== Segment start ==
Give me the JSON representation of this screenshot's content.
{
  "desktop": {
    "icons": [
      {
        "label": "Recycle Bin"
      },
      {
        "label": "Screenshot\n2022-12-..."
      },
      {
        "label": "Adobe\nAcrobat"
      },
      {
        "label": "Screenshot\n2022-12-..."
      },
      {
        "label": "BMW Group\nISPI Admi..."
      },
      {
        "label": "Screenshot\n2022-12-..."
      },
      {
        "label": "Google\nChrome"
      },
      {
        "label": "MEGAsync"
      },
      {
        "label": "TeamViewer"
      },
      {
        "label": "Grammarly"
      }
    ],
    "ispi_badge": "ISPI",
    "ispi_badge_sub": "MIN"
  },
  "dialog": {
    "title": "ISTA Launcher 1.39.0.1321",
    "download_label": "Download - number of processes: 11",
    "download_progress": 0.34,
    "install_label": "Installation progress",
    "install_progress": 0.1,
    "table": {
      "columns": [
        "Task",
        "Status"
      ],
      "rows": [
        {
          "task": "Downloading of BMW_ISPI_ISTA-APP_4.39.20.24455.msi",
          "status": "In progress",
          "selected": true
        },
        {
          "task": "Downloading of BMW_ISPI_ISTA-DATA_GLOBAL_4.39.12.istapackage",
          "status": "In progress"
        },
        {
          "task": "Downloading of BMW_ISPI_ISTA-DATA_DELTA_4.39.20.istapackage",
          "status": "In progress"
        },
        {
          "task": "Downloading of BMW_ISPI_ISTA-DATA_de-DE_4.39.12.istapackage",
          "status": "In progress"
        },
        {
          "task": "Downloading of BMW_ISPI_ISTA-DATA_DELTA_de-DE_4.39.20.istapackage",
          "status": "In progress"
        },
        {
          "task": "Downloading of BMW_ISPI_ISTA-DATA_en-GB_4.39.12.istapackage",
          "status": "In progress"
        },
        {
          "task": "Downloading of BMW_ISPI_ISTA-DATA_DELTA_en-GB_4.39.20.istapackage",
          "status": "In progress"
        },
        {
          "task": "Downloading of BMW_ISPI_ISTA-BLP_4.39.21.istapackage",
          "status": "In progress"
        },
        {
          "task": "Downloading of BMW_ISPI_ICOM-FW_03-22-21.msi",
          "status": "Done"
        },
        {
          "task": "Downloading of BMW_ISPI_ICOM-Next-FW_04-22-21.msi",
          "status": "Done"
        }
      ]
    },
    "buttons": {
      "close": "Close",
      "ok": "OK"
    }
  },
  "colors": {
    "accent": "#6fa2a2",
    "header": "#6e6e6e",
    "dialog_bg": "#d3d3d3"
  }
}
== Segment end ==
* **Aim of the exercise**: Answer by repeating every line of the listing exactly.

* **Finished exercise**:
Give me the JSON representation of this screenshot's content.
{
  "desktop": {
    "icons": [
      {
        "label": "Recycle Bin"
      },
      {
        "label": "Screenshot\n2022-12-..."
      },
      {
        "label": "Adobe\nAcrobat"
      },
      {
        "label": "Screenshot\n2022-12-..."
      },
      {
        "label": "BMW Group\nISPI Admi..."
      },
      {
        "label": "Screenshot\n2022-12-..."
      },
      {
        "label": "Google\nChrome"
      },
      {
        "label": "MEGAsync"
      },
      {
        "label": "TeamViewer"
      },
      {
        "label": "Grammarly"
      }
    ],
    "ispi_badge": "ISPI",
    "ispi_badge_sub": "MIN"
  },
  "dialog": {
    "title": "ISTA Launcher 1.39.0.1321",
    "download_label": "Download - number of processes: 11",
    "download_progress": 0.34,
    "install_label": "Installation progress",
    "install_progress": 0.1,
    "table": {
      "columns": [
        "Task",
        "Status"
      ],
      "rows": [
        {
          "task": "Downloading of BMW_ISPI_ISTA-APP_4.39.20.24455.msi",
          "status": "In progress",
          "selected": true
        },
        {
          "task": "Downloading of BMW_ISPI_ISTA-DATA_GLOBAL_4.39.12.istapackage",
          "status": "In progress"
        },
        {
          "task": "Downloading of BMW_ISPI_ISTA-DATA_DELTA_4.39.20.istapackage",
          "status": "In progress"
        },
        {
          "task": "Downloading of BMW_ISPI_ISTA-DATA_de-DE_4.39.12.istapackage",
          "status": "In progress"
        },
        {
          "task": "Downloading of BMW_ISPI_ISTA-DATA_DELTA_de-DE_4.39.20.istapackage",
          "status": "In progress"
        },
        {
          "task": "Downloading of BMW_ISPI_ISTA-DATA_en-GB_4.39.12.istapackage",
          "status": "In progress"
        },
        {
          "task": "Downloading of BMW_ISPI_ISTA-DATA_DELTA_en-GB_4.39.20.istapackage",
          "status": "In progress"
        },
        {
          "task": "Downloading of BMW_ISPI_ISTA-BLP_4.39.21.istapackage",
          "status": "In progress"
        },
        {
          "task": "Downloading of BMW_ISPI_ICOM-FW_03-22-21.msi",
          "status": "Done"
        },
        {
          "task": "Downloading of BMW_ISPI_ICOM-Next-FW_04-22-21.msi",
          "status": "Done"
        }
      ]
    },
    "buttons": {
      "close": "Close",
      "ok": "OK"
    }
  },
  "colors": {
    "accent": "#6fa2a2",
    "header": "#6e6e6e",
    "dialog_bg": "#d3d3d3"
  }
}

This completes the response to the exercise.